When you look out on the grand vista of the Coxs River valley where it is crossed by Bowtells swing bridge, its hard not to think of the stark contrast to Bob Bowtells terrible death underground in Vietnam.
The 33-year-old Katoomba engineer and tunnel rat, Corporal Robert Walter Bowtell, died in poisonous gas in the underground labyrinth of a Viet Cong tunnel in South Vietnam, while on duty with the 3rd Field Troop of Royal Australian Engineers.
A 45 kg young sapper, Alan Sparrow Christie, had the job of trying to rescue his much larger superior and passed out in the process. The mans death still haunts him 50 years on.
As he told the Gazette recently: The death of Bob Bowtell was the most traumatic event that I ever experienced in my entire lifetime.
Even though I spent another nine months on operations in Vietnam, where I went through many incidents and engagements, nothing had the effect on me other than what I considered my failure to rescue Bob from that tunnel.
Third Field Troop Engineers broke into the tunnel complex and was in the process of thoroughly exploring it and recovering as much weaponry, ammunition, stores and intelligence as possible
As new entrances were discovered, engineers were called to investigate and at the end of the day tear gas and smoke grenades were thrown down in the hope no one would emerge at night inside our defensive perimeter.
By all accounts Bob Bowtell was happy to lead from the front and had forced himself through a tiny concrete trapdoor.
The practice of throwing tear gas and smoke grenades into other tunnel entrances, especially smoke grenades as it burns all the oxygen in the air, had come back to haunt us. Bob had lost consciousness due to the lack of oxygen in the air, Mr Christie said.
Peter Ash and myself were sent to try and recover him but his larger body frame would not allow us to pull him through the tiny trapdoor both Peter and myself also succumbed to the lack of oxygen and had to be pulled out unconscious.
Ultimately a shaft was dug beside the tunnel by hand and Bobs body recovered.
Mr Christie has battled depression and alcohol abuse but said his salvation came in 1976 when Trevor Shelley, another old tunnel rat from Vietnam, Malaysia and Thailand days asked me to go to the Highlands of New Guinea to build roads.
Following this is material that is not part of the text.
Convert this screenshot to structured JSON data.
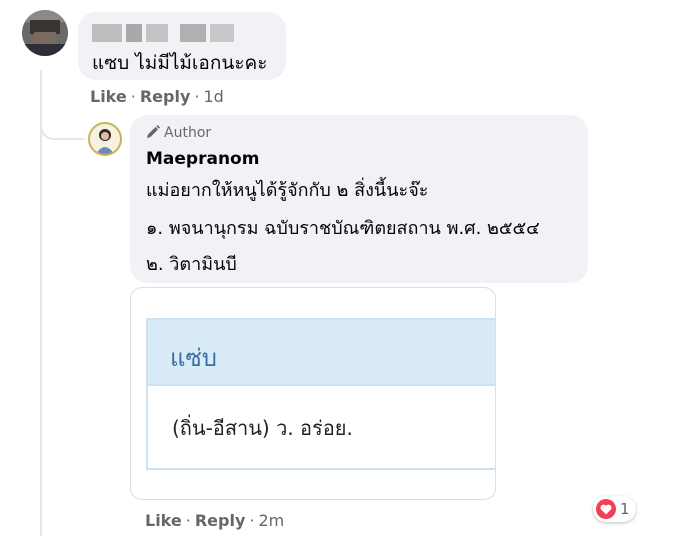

Over the years I found myself building things in New Guinea, Solomon Island and Western Australia instead of destroying them.
Mr Christie recently met with Corporal Bowtells children from the Central West during the Richmond RAAF base ramp ceremony when Bowtells remains, and those of 32 other veterans and dependants, were finally returned to Australia on June 2 this year. Mr Christie said he owed the family special thanks for making the time to find me and ultimately help me putting my ghosts and fears to rest.
Corporal Bowtell is remembered at the Lawson War Memorial and will be honoured in a Welcome Home service [with Private Ron Field] on August 13 at the memorial in Honour Avenue, starting at 11am.